O'Donnell's accused attacker, Dennis Chaplin, could still end up being extradited if police ever find him, but not because of anything Brockton authorities have done. He is separately wanted for violating his parole in a breaking and entering case, and parole officials have promised to retrieve him from anyplace in the United States.
Brockton police referred questions about those cases to the Plymouth County District Attorney. Assistant District Attorney Bridget Norton Middleton said prosecutors had not yet decided whether to approve extradition in two of those cases, even though both have been pending for more than a year. In the third, she said prosecutors recently approved extradition, but she did not know whether the FBI had yet been told of the change. Brockton police list fugitives as not extraditable until prosecutors tell them to do otherwise.
"If you come here and commit a crime and hurt somebody, then you should come back here and answer for that crime," Middleton said. Still, she said it makes little sense to fetch suspects from other states if the case against them is flimsy, particularly if the victim has disappeared, too.
That's why she said prosecutors had not approved extraditing a man charged with raping his girlfriend's mother there in 2012.

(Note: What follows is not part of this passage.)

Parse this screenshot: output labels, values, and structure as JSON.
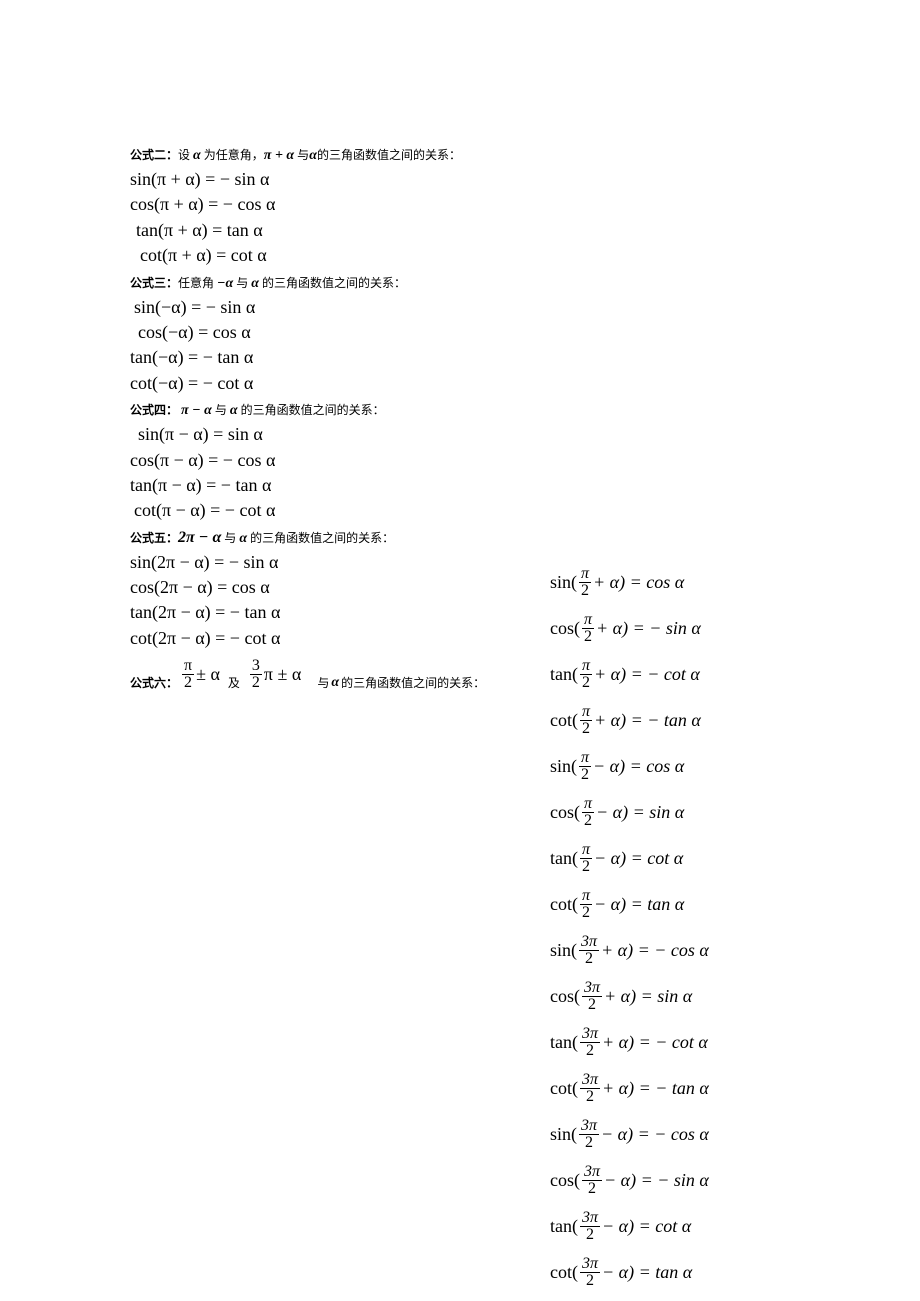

The woman, who asked not to be identified, awoke on a July morning to a strange hand on her body. She said she saw her daughter's boyfriend, David Jones, beside her bed, sexually assaulting her. "I got this wicked feeling that somebody's in my house doing that to me," she said. She jumped up and chased him out the back door. Once he was gone, she discovered that he had stolen two televisions from her apartment.
Police charged Jones with burglary and rape, and a judge issued a warrant for his arrest.
But they told the FBI that they will retrieve him only if he comes back to Massachusetts. The woman said she heard he is in Florida. Middleton said prosecutors had not approved the case for extradition because they had been unable to get in touch with the victim, who still lives at the address listed in a police report.
"I feel like they let me down," the woman said when she found out. "It makes me angry that they let him go, that they won't pursue him."
Contributing: Brett Kelman of The (Palm Springs, Calif.) Desert-Sun
Follow investigative reporter Brad Heath on Twitter at @bradheath.